January 22, 20192331Views

22ND January 2019 – A high swell event is forecast to impact the British Virgin Islands and other Caribbean islands later this week.

Dale Destin, Meteorologist/ Climatologist for Antigua & Barbuda Meteorological Services Climate Section, has indicated Swells are likely to exceed 2.5 metres (8 ft) and occasionally exceeding 3 metres (10 ft), coming out of the north. These swells will result in dangerous surfs for beachgoers; hence, advisories and or warnings will be required.

According to Mr. Destin, “The swell event will be generated by gale-force/storm-force winds, from a powerful low-pressure system, making its way across the northern North Atlantic. This is the same system that dumped an obscene amount of snow – over 660 mm (26 in) across parts the United States.  Obviously, none of this weather will reach the Caribbean but the sea swells will”.
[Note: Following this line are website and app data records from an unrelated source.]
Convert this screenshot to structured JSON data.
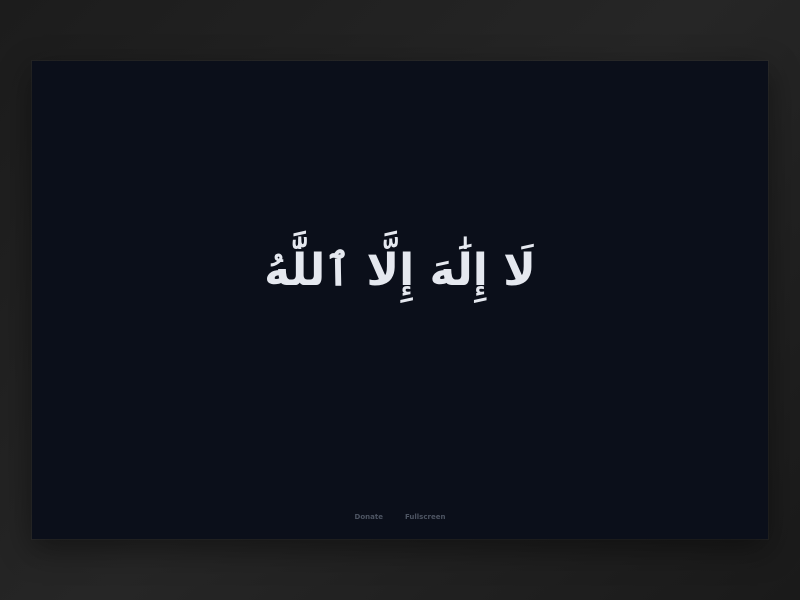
{
  "main": {
    "phrase": "لَا إِلَٰهَ إِلَّا ٱللَّٰهُ"
  },
  "footer": {
    "donate_label": "Donate",
    "fullscreen_label": "Fullscreen"
  },
  "colors": {
    "background": "#0b0f1a",
    "outer_background": "#1f1f1f",
    "text": "#e5e8ef",
    "footer_text": "#4d5462"
  }
}
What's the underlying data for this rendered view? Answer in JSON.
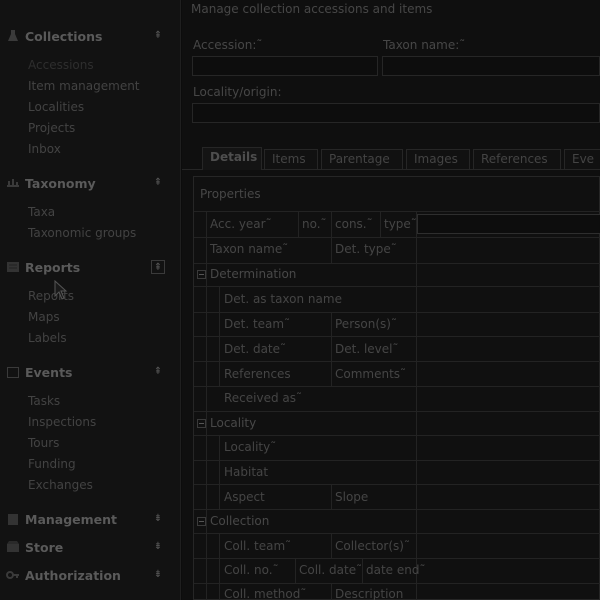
{
  "sidebar": {
    "sections": [
      {
        "title": "Collections",
        "icon": "flask-icon",
        "chevron": "⇞",
        "items": [
          "Accessions",
          "Item management",
          "Localities",
          "Projects",
          "Inbox"
        ],
        "selected": 0
      },
      {
        "title": "Taxonomy",
        "icon": "tree-icon",
        "chevron": "⇞",
        "items": [
          "Taxa",
          "Taxonomic groups"
        ]
      },
      {
        "title": "Reports",
        "icon": "report-icon",
        "chevron": "⇞",
        "items": [
          "Reports",
          "Maps",
          "Labels"
        ]
      },
      {
        "title": "Events",
        "icon": "calendar-icon",
        "chevron": "⇞",
        "items": [
          "Tasks",
          "Inspections",
          "Tours",
          "Funding",
          "Exchanges"
        ]
      },
      {
        "title": "Management",
        "icon": "building-icon",
        "chevron": "⇟",
        "items": []
      },
      {
        "title": "Store",
        "icon": "store-icon",
        "chevron": "⇟",
        "items": []
      },
      {
        "title": "Authorization",
        "icon": "key-icon",
        "chevron": "⇟",
        "items": []
      }
    ]
  },
  "main": {
    "header": "Manage collection accessions and items",
    "fields": {
      "accession_label": "Accession:",
      "taxon_label": "Taxon name:",
      "locality_label": "Locality/origin:",
      "required_mark": "˜"
    },
    "tabs": [
      "Details",
      "Items",
      "Parentage",
      "Images",
      "References",
      "Eve"
    ],
    "active_tab": 0,
    "properties": {
      "title": "Properties",
      "row_acc": {
        "acc_year": "Acc. year˜",
        "no": "no.˜",
        "cons": "cons.˜",
        "type": "type˜"
      },
      "row_taxon": {
        "taxon_name": "Taxon name˜",
        "det_type": "Det. type˜"
      },
      "determination": {
        "title": "Determination",
        "det_as_taxon": "Det. as taxon name",
        "det_team": "Det. team˜",
        "persons": "Person(s)˜",
        "det_date": "Det. date˜",
        "det_level": "Det. level˜",
        "references": "References",
        "comments": "Comments˜",
        "received_as": "Received as˜"
      },
      "locality": {
        "title": "Locality",
        "locality": "Locality˜",
        "habitat": "Habitat",
        "aspect": "Aspect",
        "slope": "Slope"
      },
      "collection": {
        "title": "Collection",
        "coll_team": "Coll. team˜",
        "collectors": "Collector(s)˜",
        "coll_no": "Coll. no.˜",
        "coll_date": "Coll. date˜",
        "date_end": "date end˜",
        "coll_method": "Coll. method˜",
        "description": "Description"
      }
    }
  }
}
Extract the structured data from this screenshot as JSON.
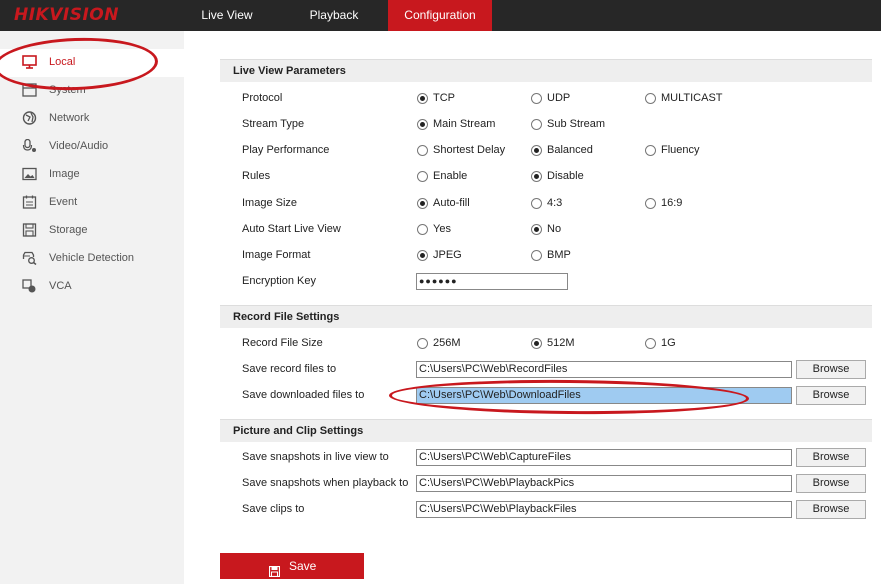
{
  "header": {
    "logo": "HIKVISION",
    "nav": [
      "Live View",
      "Playback",
      "Configuration"
    ],
    "active_nav": "Configuration"
  },
  "sidebar": {
    "items": [
      {
        "label": "Local",
        "icon": "monitor-icon",
        "active": true
      },
      {
        "label": "System",
        "icon": "system-icon"
      },
      {
        "label": "Network",
        "icon": "globe-icon"
      },
      {
        "label": "Video/Audio",
        "icon": "video-audio-icon"
      },
      {
        "label": "Image",
        "icon": "image-icon"
      },
      {
        "label": "Event",
        "icon": "calendar-icon"
      },
      {
        "label": "Storage",
        "icon": "storage-icon"
      },
      {
        "label": "Vehicle Detection",
        "icon": "vehicle-detection-icon"
      },
      {
        "label": "VCA",
        "icon": "vca-icon"
      }
    ]
  },
  "live_view": {
    "title": "Live View Parameters",
    "protocol": {
      "label": "Protocol",
      "options": [
        "TCP",
        "UDP",
        "MULTICAST"
      ],
      "selected": "TCP"
    },
    "stream_type": {
      "label": "Stream Type",
      "options": [
        "Main Stream",
        "Sub Stream"
      ],
      "selected": "Main Stream"
    },
    "play_performance": {
      "label": "Play Performance",
      "options": [
        "Shortest Delay",
        "Balanced",
        "Fluency"
      ],
      "selected": "Balanced"
    },
    "rules": {
      "label": "Rules",
      "options": [
        "Enable",
        "Disable"
      ],
      "selected": "Disable"
    },
    "image_size": {
      "label": "Image Size",
      "options": [
        "Auto-fill",
        "4:3",
        "16:9"
      ],
      "selected": "Auto-fill"
    },
    "auto_start": {
      "label": "Auto Start Live View",
      "options": [
        "Yes",
        "No"
      ],
      "selected": "No"
    },
    "image_format": {
      "label": "Image Format",
      "options": [
        "JPEG",
        "BMP"
      ],
      "selected": "JPEG"
    },
    "encryption_key": {
      "label": "Encryption Key",
      "value": "●●●●●●"
    }
  },
  "record_file": {
    "title": "Record File Settings",
    "file_size": {
      "label": "Record File Size",
      "options": [
        "256M",
        "512M",
        "1G"
      ],
      "selected": "512M"
    },
    "save_record": {
      "label": "Save record files to",
      "value": "C:\\Users\\PC\\Web\\RecordFiles"
    },
    "save_downloaded": {
      "label": "Save downloaded files to",
      "value": "C:\\Users\\PC\\Web\\DownloadFiles"
    }
  },
  "picture_clip": {
    "title": "Picture and Clip Settings",
    "snap_live": {
      "label": "Save snapshots in live view to",
      "value": "C:\\Users\\PC\\Web\\CaptureFiles"
    },
    "snap_playback": {
      "label": "Save snapshots when playback to",
      "value": "C:\\Users\\PC\\Web\\PlaybackPics"
    },
    "clips": {
      "label": "Save clips to",
      "value": "C:\\Users\\PC\\Web\\PlaybackFiles"
    }
  },
  "browse_label": "Browse",
  "save_label": "Save",
  "colors": {
    "brand": "#c8181e",
    "topbar": "#272727",
    "highlight": "#9fcbf1"
  }
}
He continued, “The swells in and of themselves are not the real concern. The greater concern is the large breaking swells or high surfs that these swells will cause when they reach the shorelines across the region. Such long period swells can result in surfs as high as twice their heights i.e. up to 6 metres (20 ft)”.

These high surfs will have the potential impact of injuries or loss of life, beach closures and financial losses. Impacts could also include:

-disruption to potable water from desalination;
-salt water intrusion;
-flooding of low-lying coastal roads;
-beach erosion;
-disruptions to near shore marine recreation and businesses;
-damage to coral reefs and
-disruptions of marine transportation.

“The potential impacts listed above are just that – potential/possible impacts. I am not saying that they will all definitely happen, but conditions could result in such and past similar swell events have caused such”., Mr. Destin stated.

There is also concern for those who visit non-beach coastal areas. High surfs can knock spectators off exposed rocks and jetties. Those who rock fish need to pay attention and not expose themselves to this hazard. Breaking waves may occasionally impact harbours making navigating the harbour channel dangerous.

With this event happening near a full supermoon, high tides will be higher than usual; hence, coastal flooding and erosion are more likely than usual. Coastal flooding from the sea is largely depended on high tides, onshore wind and swell actions.

The British Virgin Islands should begin feeling the effects of this event by mid-week

If a high surf advisory is issued for an area – be extremely cautious; bathe only where lifeguards are present. If a high surf warning is issued – do not enter the water. Relatively safe conditions are likely on the opposite or southern sides of the islands.

If caught in a rip current, relax and float. Don`t swim against the current. If able, swim in a direction following the shoreline. If unable to escape, face the shore and call or wave for help.

Persons at home and abroad are encouraged to download the DDM’s Alert app in the Apple App store or Google Play store to receive updates of any hazards affecting the Territory.

You can also visit the DDM’s webpage at and subscribe for updates or like us on Facebook at

Disclaimer: The Department of Disaster Management (DDM) is not an official Meteorological Office. The Information disseminated by the Department is gathered from a number of professional sources used or contracted by the DDM to provide such information. This information is to be used as a guide by anyone who has interest in local weather conditions. By no means can the DDM or the BVI Government be held accountable by anyone who uses this information appropriately for legal evidence or in justification of any decision which may result in the loss of finances, property or life.